I like how well strong lights are managed, like in this above image (or the first one); you can have a strong light source in the image, and it’ll be rendered in a way that doesn’t overpower.
This recipe is a very, very specific use case: it’s all about the look it produces, and the scenery and situation need to be judged on the ability to “carry” that look.
Scanning and printing
Having printed some of these images, I can say they print quite well. Not the easiest, as negatives tend to be rather thin, but once you found the right exposure, dark room prints of these images can be incredibly satisfying.
The issue is far more scanning: it underlines the grain, the high contrast and the clogged up shadows. Prints look a whole lot better, in fact.
Which is a double advantage, as printing any of these photos on an inktjet is a very quick way of running out of black ink.

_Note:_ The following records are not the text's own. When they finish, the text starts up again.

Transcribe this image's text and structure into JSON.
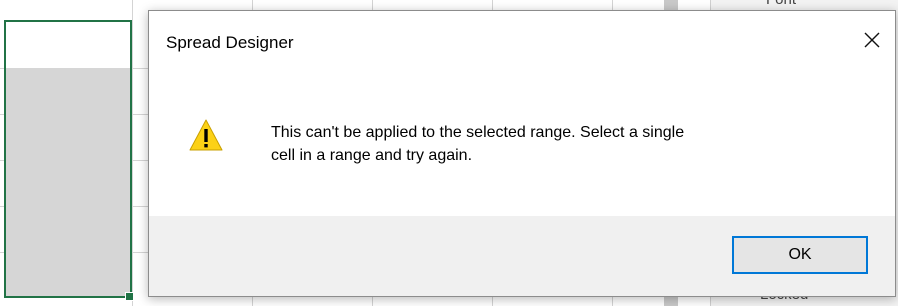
{
  "background": {
    "panel_top_label": "Font",
    "panel_bottom_label": "Locked",
    "selection_color": "#217346"
  },
  "dialog": {
    "title": "Spread Designer",
    "close_icon": "close-icon",
    "icon": "warning-icon",
    "message_line1": "This can't be applied to the selected range. Select a single",
    "message_line2": "cell in a range and try again.",
    "ok_label": "OK",
    "accent_color": "#0078d7",
    "warning_color": "#fcd116"
  }
}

Well, that was actually already covered above: the only other option is Delta 3200. For developer, I’d stick with Microphen, HC110 or T-Max developer. Apparently Ilford DD-X is also very suitable; I’ve never tried it.
The other real alternative is digital; as said above, you can do this kind of low light photography without penalties, and editing a file to make it look like this isn’t all that difficult. In most cases, it would be the route I’d choose, but in some scenarios, having a light, small, cheap film camera is nicer than a digital one. There is a reason why the Werra 3 is listed for a number of these shots – a camera I’ll come to discuss sooner rather than later.
As the Rolling Stones sang: you can’t always get what you want. For night-time photos with film, this is most definitely true. You either accept the limitations and make the best out of it, or skip the photos alltogether.
It’s a limited use case, and it’s relatively costly film. But it brings something specific to the table, and that is its sole justification. Whether that is something you need, or not – that’s personal. As I like the night-time shots from the hip, I’m happy the option exists. As I like the results, I’ll keep some of it on stock, even if I use it very very sparingly.